WORK TASK: Across the entries that follow, how many lines have the word "Type" in them? Give only the number.

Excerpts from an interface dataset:
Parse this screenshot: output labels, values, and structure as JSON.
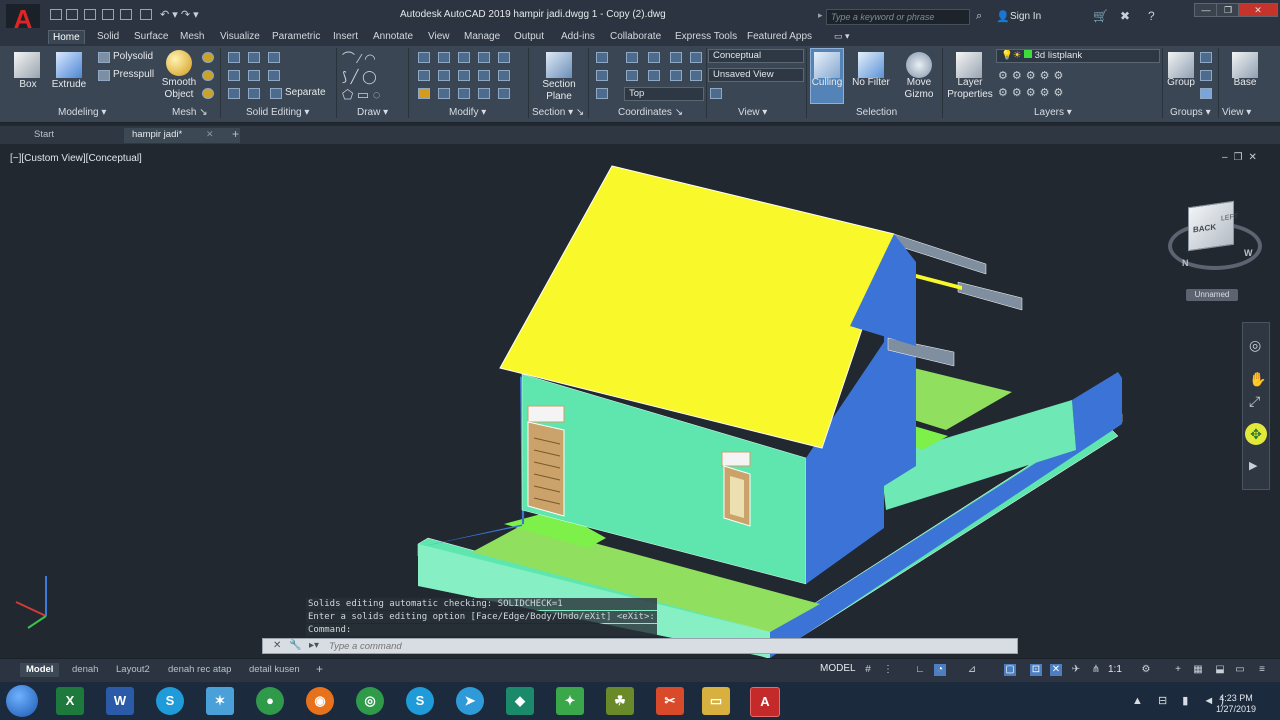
{
  "app": {
    "title": "Autodesk AutoCAD 2019      hampir jadi.dwgg 1 - Copy (2).dwg",
    "logo": "A",
    "search_placeholder": "Type a keyword or phrase",
    "sign_in": "Sign In"
  },
  "ribbon_tabs": [
    "Home",
    "Solid",
    "Surface",
    "Mesh",
    "Visualize",
    "Parametric",
    "Insert",
    "Annotate",
    "View",
    "Manage",
    "Output",
    "Add-ins",
    "Collaborate",
    "Express Tools",
    "Featured Apps"
  ],
  "ribbon": {
    "modeling": {
      "title": "Modeling",
      "box": "Box",
      "extrude": "Extrude",
      "polysolid": "Polysolid",
      "presspull": "Presspull",
      "smooth_object": "Smooth\nObject"
    },
    "mesh": {
      "title": "Mesh"
    },
    "solid_editing": {
      "title": "Solid Editing",
      "separate": "Separate"
    },
    "draw": {
      "title": "Draw"
    },
    "modify": {
      "title": "Modify"
    },
    "section": {
      "title": "Section",
      "section_plane": "Section\nPlane"
    },
    "coordinates": {
      "title": "Coordinates",
      "top": "Top"
    },
    "view": {
      "title": "View",
      "visual_style": "Conceptual",
      "saved_view": "Unsaved View"
    },
    "selection": {
      "title": "Selection",
      "culling": "Culling",
      "no_filter": "No Filter",
      "move_gizmo": "Move\nGizmo"
    },
    "layers": {
      "title": "Layers",
      "layer_properties": "Layer\nProperties",
      "current_layer": "3d listplank"
    },
    "groups": {
      "title": "Groups",
      "group": "Group"
    },
    "view2": {
      "title": "View",
      "base": "Base"
    }
  },
  "file_tabs": [
    "Start",
    "hampir jadi*"
  ],
  "viewport": {
    "label": "[−][Custom View][Conceptual]",
    "viewcube": {
      "face": "BACK",
      "side": "LEFT",
      "compass_n": "N",
      "compass_w": "W"
    },
    "ucs_name": "Unnamed"
  },
  "command": {
    "history": [
      "Solids editing automatic checking:  SOLIDCHECK=1",
      "Enter a solids editing option [Face/Edge/Body/Undo/eXit] <eXit>:",
      "Command:"
    ],
    "placeholder": "Type a command"
  },
  "layout_tabs": [
    "Model",
    "denah",
    "Layout2",
    "denah rec atap",
    "detail kusen"
  ],
  "status": {
    "model": "MODEL",
    "scale": "1:1"
  },
  "clock": {
    "time": "4:23 PM",
    "date": "1/27/2019"
  },
  "colors": {
    "roof": "#f8f82a",
    "wall": "#5ee6ae",
    "wall_side": "#3b74d6",
    "floor": "#90df5f",
    "door": "#caa26a",
    "viewport_bg": "#212830"
  }
}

ANSWER SECTION: 2